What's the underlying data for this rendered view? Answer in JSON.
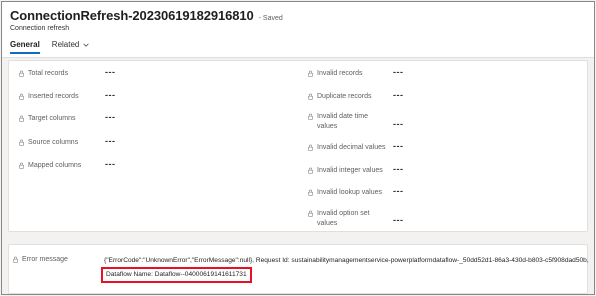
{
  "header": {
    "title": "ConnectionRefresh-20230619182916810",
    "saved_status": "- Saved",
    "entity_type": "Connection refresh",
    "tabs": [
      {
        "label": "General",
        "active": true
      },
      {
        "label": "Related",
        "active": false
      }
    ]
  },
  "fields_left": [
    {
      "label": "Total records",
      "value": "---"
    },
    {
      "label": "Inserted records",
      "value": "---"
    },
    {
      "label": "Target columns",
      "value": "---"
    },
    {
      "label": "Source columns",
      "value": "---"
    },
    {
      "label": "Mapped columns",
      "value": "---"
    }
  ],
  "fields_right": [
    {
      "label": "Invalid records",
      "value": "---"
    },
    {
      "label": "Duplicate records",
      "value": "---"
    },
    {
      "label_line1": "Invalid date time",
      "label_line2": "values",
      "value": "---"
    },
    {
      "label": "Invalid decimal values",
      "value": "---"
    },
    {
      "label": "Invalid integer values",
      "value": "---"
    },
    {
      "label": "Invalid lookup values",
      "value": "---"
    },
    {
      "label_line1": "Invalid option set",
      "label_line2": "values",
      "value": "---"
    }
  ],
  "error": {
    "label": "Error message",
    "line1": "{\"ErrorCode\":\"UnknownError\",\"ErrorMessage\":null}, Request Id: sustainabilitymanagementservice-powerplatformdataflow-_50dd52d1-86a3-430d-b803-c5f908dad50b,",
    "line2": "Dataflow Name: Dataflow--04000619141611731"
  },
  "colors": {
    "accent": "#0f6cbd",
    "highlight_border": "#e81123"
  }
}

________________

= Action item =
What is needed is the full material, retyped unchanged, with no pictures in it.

= Expected output =
What's the underlying data for this rendered view? Answer in JSON.
{
  "header": {
    "title": "ConnectionRefresh-20230619182916810",
    "saved_status": "- Saved",
    "entity_type": "Connection refresh",
    "tabs": [
      {
        "label": "General",
        "active": true
      },
      {
        "label": "Related",
        "active": false
      }
    ]
  },
  "fields_left": [
    {
      "label": "Total records",
      "value": "---"
    },
    {
      "label": "Inserted records",
      "value": "---"
    },
    {
      "label": "Target columns",
      "value": "---"
    },
    {
      "label": "Source columns",
      "value": "---"
    },
    {
      "label": "Mapped columns",
      "value": "---"
    }
  ],
  "fields_right": [
    {
      "label": "Invalid records",
      "value": "---"
    },
    {
      "label": "Duplicate records",
      "value": "---"
    },
    {
      "label_line1": "Invalid date time",
      "label_line2": "values",
      "value": "---"
    },
    {
      "label": "Invalid decimal values",
      "value": "---"
    },
    {
      "label": "Invalid integer values",
      "value": "---"
    },
    {
      "label": "Invalid lookup values",
      "value": "---"
    },
    {
      "label_line1": "Invalid option set",
      "label_line2": "values",
      "value": "---"
    }
  ],
  "error": {
    "label": "Error message",
    "line1": "{\"ErrorCode\":\"UnknownError\",\"ErrorMessage\":null}, Request Id: sustainabilitymanagementservice-powerplatformdataflow-_50dd52d1-86a3-430d-b803-c5f908dad50b,",
    "line2": "Dataflow Name: Dataflow--04000619141611731"
  },
  "colors": {
    "accent": "#0f6cbd",
    "highlight_border": "#e81123"
  }
}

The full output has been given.